Despite the varied natures of the world’s indigenous cultures, many use tattooing for similar purposes, Krutak explained.

“Practically speaking, a lot of people use tattoos cross-culturally for the same purposes even though they weren’t connected through any methods of communication or exchange,” he said. “It is a language, if you want to call it that. It’s a tool to communicate various things cross-culturally. Obviously, when you see someone with a tattooed face or other exposed body part, that’s the first impression you’re going to have of that individual.”

For many cultures, tattoos are also associated with rites of passage. They mark different periods of life and growth in maturity, beginning as early as 3 years old.

“It obviously transforms you physically but also spiritually,” he said. “I can think of many examples where, without receiving the mark of the tribe, you weren’t even considered to be human. You’re basically like an alien in some sense.”

But the first signs of tattoos were discovered in mummification. Krutak cited a 7,000-year-old South American mummy with cosmetic tattoos for beautification. And for several cultures, tattoos also serve medicinal purposes. Like acupuncture, tattooing was and is often used for sprains and arthritis.

“This therapy, if you want to call it that, was efficacious, and it worked,” he said. “Otherwise, people wouldn’t continue to do it now, 5,300 years after the ice man was running around in the European Alps with these medicinal tattoos and joint articulations.”

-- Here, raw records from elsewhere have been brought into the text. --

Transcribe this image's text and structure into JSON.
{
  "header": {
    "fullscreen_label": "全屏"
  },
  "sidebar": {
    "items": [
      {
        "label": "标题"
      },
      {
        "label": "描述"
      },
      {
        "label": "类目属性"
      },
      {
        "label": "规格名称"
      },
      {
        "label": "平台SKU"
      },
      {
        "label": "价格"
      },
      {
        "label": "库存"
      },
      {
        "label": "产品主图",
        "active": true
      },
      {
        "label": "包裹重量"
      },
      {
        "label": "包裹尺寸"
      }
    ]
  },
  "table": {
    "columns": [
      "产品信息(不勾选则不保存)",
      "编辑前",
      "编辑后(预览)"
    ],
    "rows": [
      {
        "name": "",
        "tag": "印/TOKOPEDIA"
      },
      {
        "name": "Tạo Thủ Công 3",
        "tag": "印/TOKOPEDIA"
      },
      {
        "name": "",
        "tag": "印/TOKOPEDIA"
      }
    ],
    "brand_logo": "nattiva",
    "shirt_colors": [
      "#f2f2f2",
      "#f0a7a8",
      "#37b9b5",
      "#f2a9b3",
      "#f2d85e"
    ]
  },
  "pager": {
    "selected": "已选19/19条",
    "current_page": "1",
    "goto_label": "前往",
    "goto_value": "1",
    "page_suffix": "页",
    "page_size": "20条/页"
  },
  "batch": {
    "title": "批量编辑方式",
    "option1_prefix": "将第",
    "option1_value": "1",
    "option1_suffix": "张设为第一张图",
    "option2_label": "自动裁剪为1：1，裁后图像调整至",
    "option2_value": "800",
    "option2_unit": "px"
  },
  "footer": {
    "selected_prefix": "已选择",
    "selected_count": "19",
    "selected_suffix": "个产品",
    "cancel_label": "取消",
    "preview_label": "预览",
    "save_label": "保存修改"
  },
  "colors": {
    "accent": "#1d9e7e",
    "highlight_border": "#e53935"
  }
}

As a result of his interests in these traditions, Krutak himself bears various tattoos and body modifications from indigenous cultures he’s visited around the world.

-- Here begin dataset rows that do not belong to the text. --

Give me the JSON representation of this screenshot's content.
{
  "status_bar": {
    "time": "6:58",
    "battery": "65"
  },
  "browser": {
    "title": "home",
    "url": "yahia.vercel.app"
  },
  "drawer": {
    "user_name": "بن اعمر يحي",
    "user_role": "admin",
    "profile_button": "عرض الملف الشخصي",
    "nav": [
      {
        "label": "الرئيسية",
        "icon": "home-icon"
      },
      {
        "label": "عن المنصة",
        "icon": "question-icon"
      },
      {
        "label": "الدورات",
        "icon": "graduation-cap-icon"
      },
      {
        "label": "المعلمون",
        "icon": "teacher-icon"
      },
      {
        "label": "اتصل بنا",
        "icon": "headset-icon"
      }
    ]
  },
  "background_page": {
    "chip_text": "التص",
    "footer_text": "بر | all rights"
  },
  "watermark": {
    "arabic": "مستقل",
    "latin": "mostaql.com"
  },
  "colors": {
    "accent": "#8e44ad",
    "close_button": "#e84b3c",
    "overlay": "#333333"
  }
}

“I’ve been getting all the traditional tattoos done,” he said. “I’ve basically had every technique that was ever practiced in the indigenous world, from hand tapping, to skin tattooing, to hand poking, to skin stitching, scarification — all of those methods, I’ve had.”

Krutak received his first tattoo from a friend in New Orleans in 1999. While this proved his only machine-made tattoo, it resembles St. Lawrence Island Yupic designs, an Alaskan culture that sparked Krutak’s interest in indigenous tattooing.

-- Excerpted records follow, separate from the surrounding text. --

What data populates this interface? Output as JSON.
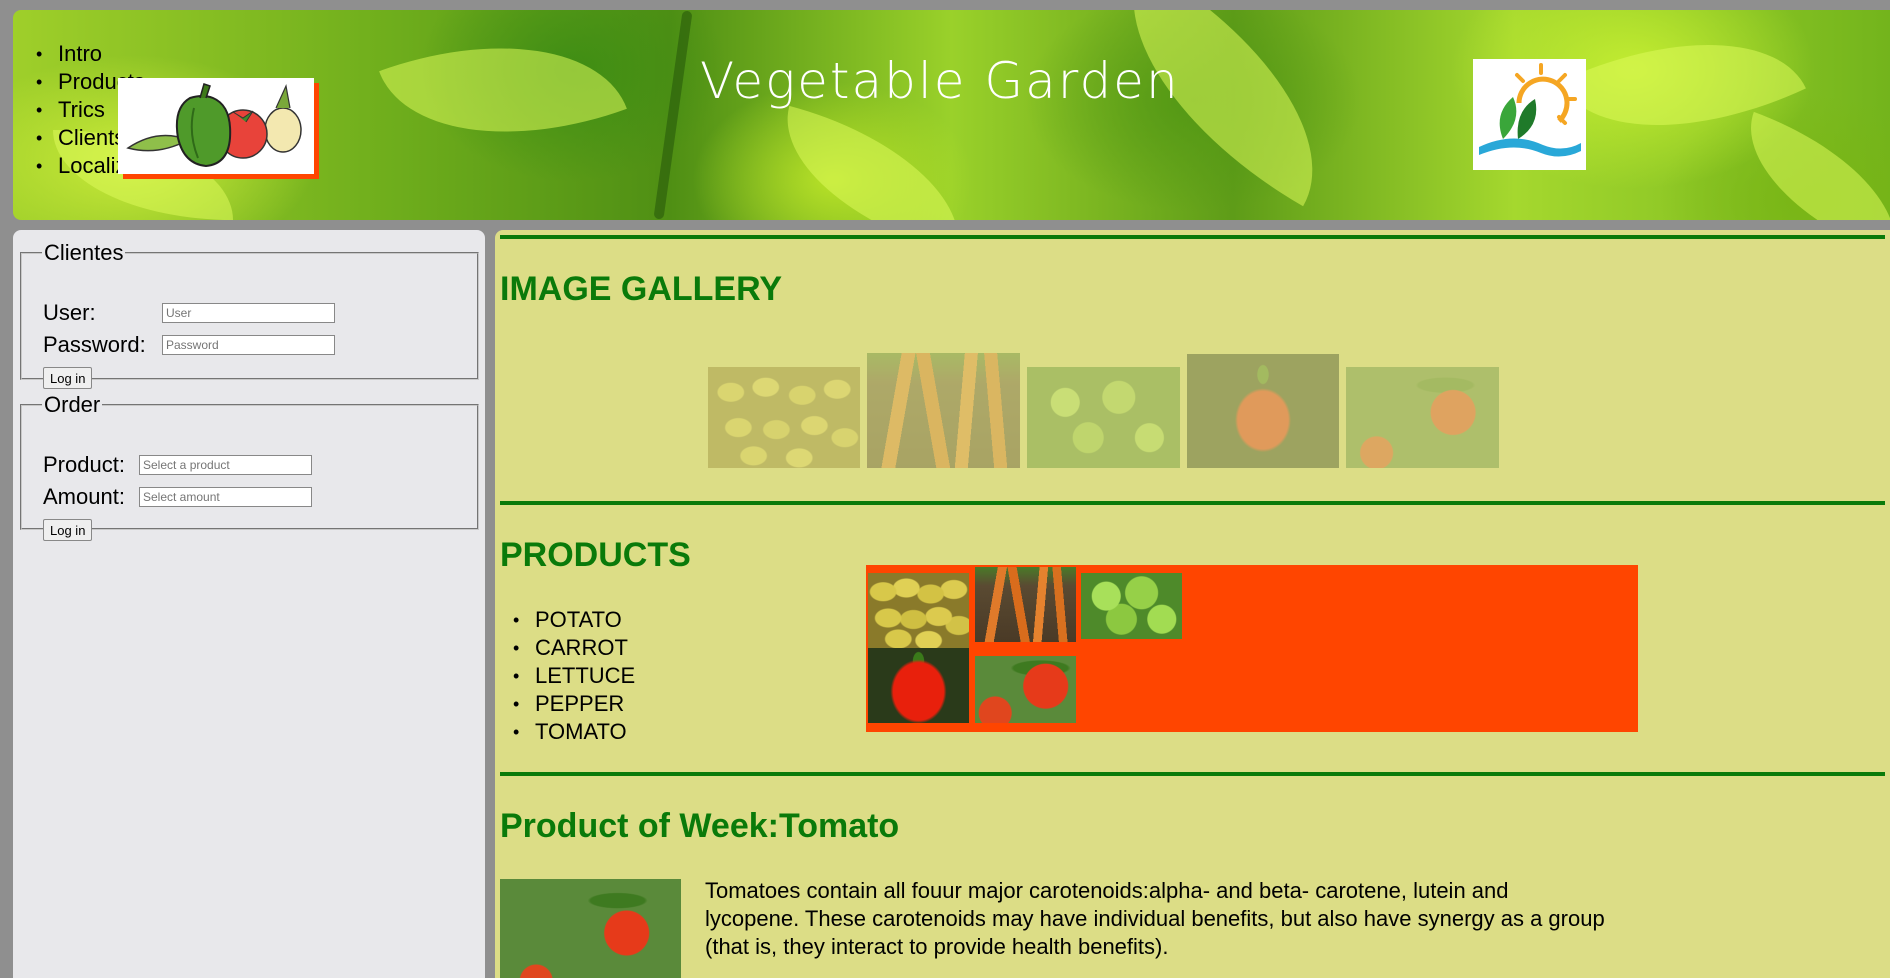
{
  "header": {
    "nav": [
      "Intro",
      "Products",
      "Trics",
      "Clients",
      "Localization"
    ],
    "title": "Vegetable Garden"
  },
  "sidebar": {
    "clientes": {
      "legend": "Clientes",
      "user_label": "User:",
      "user_placeholder": "User",
      "password_label": "Password:",
      "password_placeholder": "Password",
      "button": "Log in"
    },
    "order": {
      "legend": "Order",
      "product_label": "Product:",
      "product_placeholder": "Select a product",
      "amount_label": "Amount:",
      "amount_placeholder": "Select amount",
      "button": "Log in"
    }
  },
  "main": {
    "gallery_title": "IMAGE GALLERY",
    "products_title": "PRODUCTS",
    "products": [
      "POTATO",
      "CARROT",
      "LETTUCE",
      "PEPPER",
      "TOMATO"
    ],
    "week_title": "Product of Week:Tomato",
    "week_text": "Tomatoes contain all fouur major carotenoids:alpha- and beta- carotene, lutein and lycopene. These carotenoids may have individual benefits, but also have synergy as a group (that is, they interact to provide health benefits)."
  },
  "colors": {
    "heading_green": "#0a7a0a",
    "main_bg": "#dcdd86",
    "accent_orange": "#ff4500"
  }
}
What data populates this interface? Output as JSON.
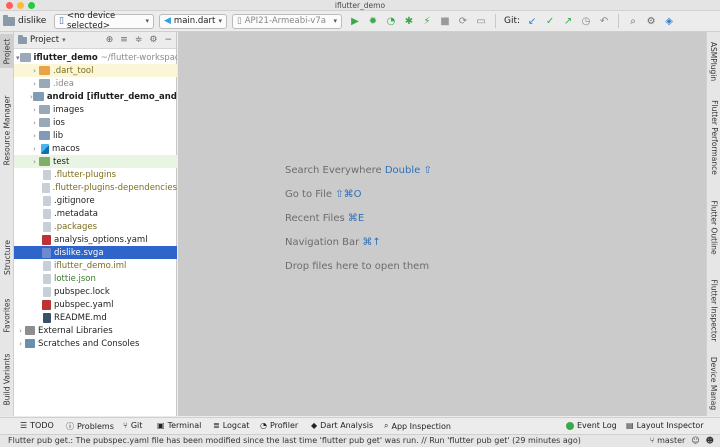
{
  "window": {
    "title": "iflutter_demo"
  },
  "toolbar": {
    "project": "dislike",
    "device": "<no device selected>",
    "run_config": "main.dart",
    "avd": "API21-Armeabi-v7a",
    "git_label": "Git:"
  },
  "left_tabs": [
    "Project",
    "Resource Manager",
    "Structure",
    "Favorites",
    "Build Variants"
  ],
  "right_tabs": [
    "ASMPlugin",
    "Flutter Performance",
    "Flutter Outline",
    "Flutter Inspector",
    "Device Manag"
  ],
  "panel": {
    "title": "Project"
  },
  "tree": [
    {
      "name": "iflutter_demo",
      "suffix": "~/flutter-workspac"
    },
    {
      "name": ".dart_tool"
    },
    {
      "name": ".idea"
    },
    {
      "name": "android",
      "suffix": "[iflutter_demo_androi"
    },
    {
      "name": "images"
    },
    {
      "name": "ios"
    },
    {
      "name": "lib"
    },
    {
      "name": "macos"
    },
    {
      "name": "test"
    },
    {
      "name": ".flutter-plugins"
    },
    {
      "name": ".flutter-plugins-dependencies"
    },
    {
      "name": ".gitignore"
    },
    {
      "name": ".metadata"
    },
    {
      "name": ".packages"
    },
    {
      "name": "analysis_options.yaml"
    },
    {
      "name": "dislike.svga"
    },
    {
      "name": "iflutter_demo.iml"
    },
    {
      "name": "lottie.json"
    },
    {
      "name": "pubspec.lock"
    },
    {
      "name": "pubspec.yaml"
    },
    {
      "name": "README.md"
    },
    {
      "name": "External Libraries"
    },
    {
      "name": "Scratches and Consoles"
    }
  ],
  "editor_hints": [
    {
      "text": "Search Everywhere",
      "key": "Double ⇧"
    },
    {
      "text": "Go to File",
      "key": "⇧⌘O"
    },
    {
      "text": "Recent Files",
      "key": "⌘E"
    },
    {
      "text": "Navigation Bar",
      "key": "⌘↑"
    },
    {
      "text": "Drop files here to open them",
      "key": ""
    }
  ],
  "bottom_tools": [
    "TODO",
    "Problems",
    "Git",
    "Terminal",
    "Logcat",
    "Profiler",
    "Dart Analysis",
    "App Inspection",
    "Event Log",
    "Layout Inspector"
  ],
  "status": {
    "message": "Flutter pub get.: The pubspec.yaml file has been modified since the last time 'flutter pub get' was run. // Run 'flutter pub get' (29 minutes ago)",
    "branch": "master"
  }
}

Krutak was familiar with tattooing because he previously lived around the corner from the famed tattoo artist John Ed Hardy in the Bay Area of San Francisco. When he moved to Alaska for his master’s degree, he encountered indigenous tattooing for the first time.

“I was walking across campus, and I came across this woman who was from a native village, and she had striped chin tattoos — I had never seen those before,” he said. “It wasn’t done traditionally, but it was done more to pay homage to her ancestors and her identity in that particular community. I began to explore a little deeper, and I found that it was a widespread practice across the arctic, but no one had really given it much attention.”

Krutak then found a group of women in their 80s and 90s with similar body work as part of this culture.

“I worked with those women, and they’ve all passed away, so I soon realized that this is probably happening all around the world in many remote regions,” he said. “So I sort of dedicated myself to documenting and preserving it.”

Fifteen years later, Krutak continues to help preserve indigenous cultures through his work at the Smithsonian as the repatriation case officer for Alaska and the Southwest United States. Here, he helps facilitate the return of human remains, sacred ceremony objects and patrimonial objects at the Smithsonian back to tribes who claim affiliation with these items.

“We’re giving back objects that have been at the museum for a long, long time,” he said. “Basically, I’m just trying to mend the circle and heal wounds that have sort of been long standing, and it’s a great job because I’m working with these people [Native Americans] on a daily basis.”